Hanka Kupfernagel looks to defend her World Cup lead over the Netherland's Daphny Van Den Brand, but the Dutch rider will be in front of a home crowd at a venue in which she's emerged victorious on four previous occasions. Van Den Brand and Kupfernagel have each won a World Cup race this season and their battle for World Cup dominance will surely continue this weekend. Look for Czech rider Pavla Havlikova, currently third in the World Cup, as well as France's Maryline Salvetat to be factors. Salvetat finished a strong second to Kupfernagel at Tabor.
American Katie Compton won last year's Pijnacker World Cup in dominating fashion, her first-ever World Cup victory, but has been struggling with injuries this season. Compton dropped out of the Kalmthout World Cup on the first lap and did not start in Tabor. She'll be looking for a positive result on Sunday.

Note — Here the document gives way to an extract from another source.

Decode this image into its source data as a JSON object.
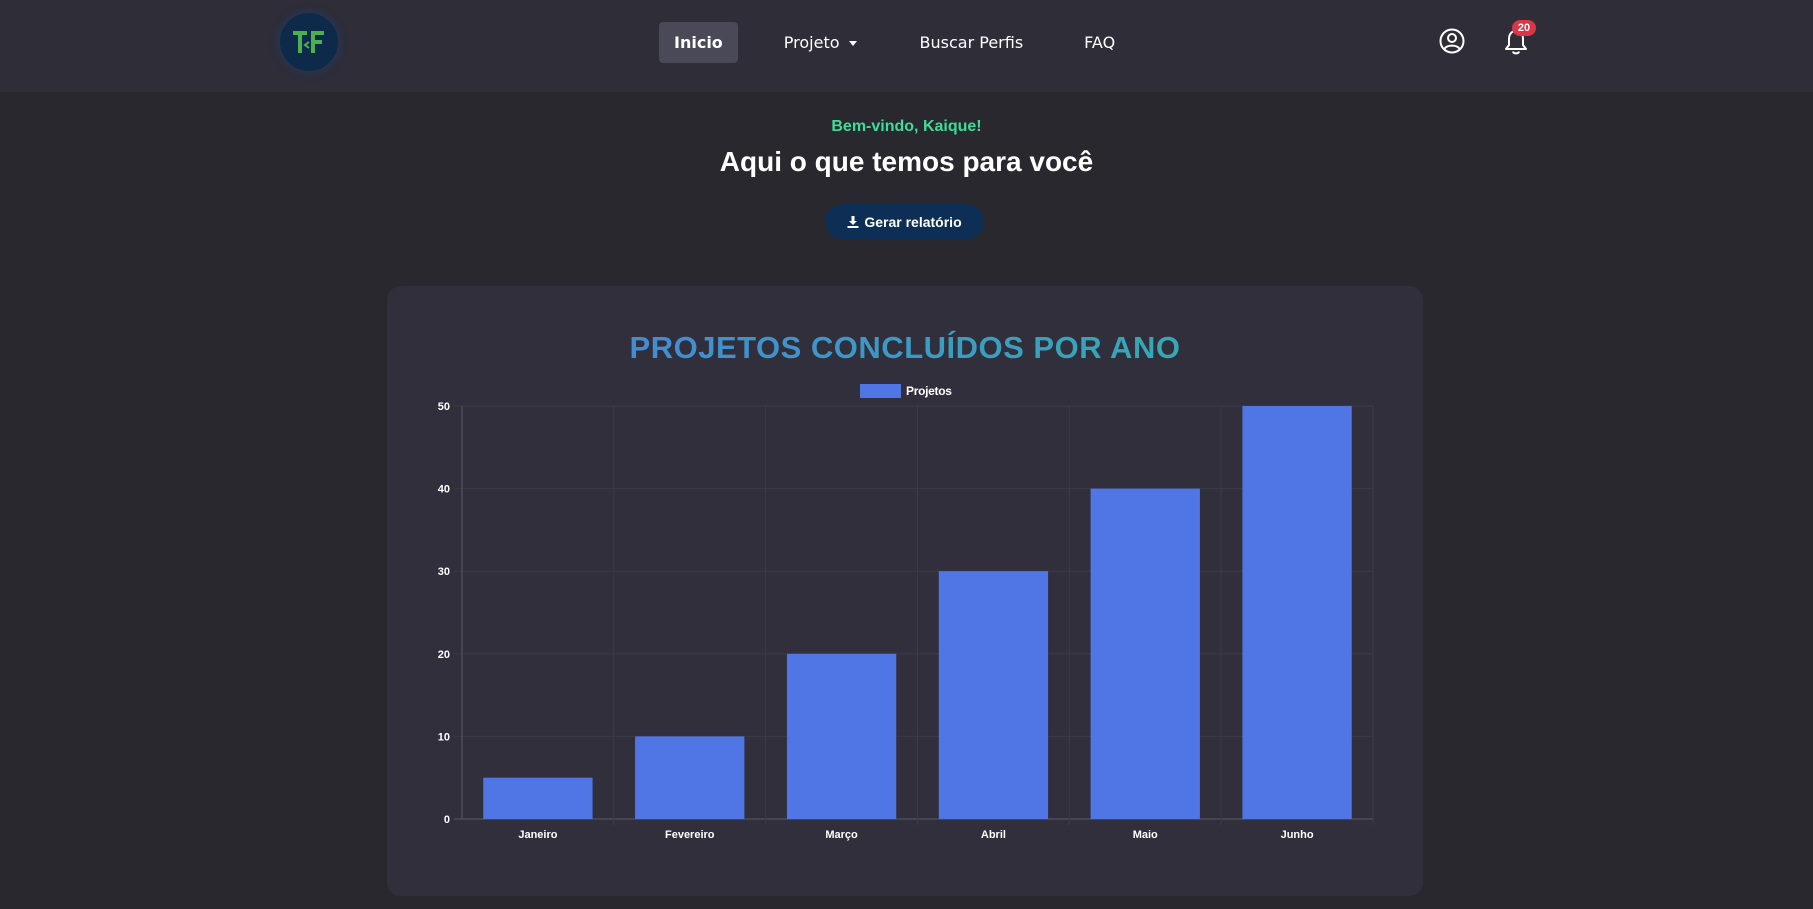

The Junior men's series sees its second round in Pijnacker. Dutch rider Tijmen Eising won the opening round in Tabor followed closely by countryman Lars Van Der Haar. The strong Dutch duo, who also sit first and second respectively atop the UCI rankings, repeated their one-two finish in last week's European Cyclo-cross Championships and look to rev up the partisan crowd in the day's opening race with a potential "three-peat". The Dutchmen should expect a strong challenge from the Czech Republic contingent of Matej Lasak, Karel Hnik and Radek Polnicky who swept third through fifth at Tabor and all sit within the UCI top-ten for this season.
The Pijnacker circuit is known to favor a power-rider with its leg-sapping stretches of sand and mud creating formidable tests of a rider's fitness. The three kilometer circuit situated next to a small lake is predominantly flat with only a 10-foot high bridge and a brief set of stairs situated in a berm to provide any elevation change. Pijnacker has historically been a damp affair and rain is forecast for the weekend providing an ample opportunity for the course to become sloppy and slow.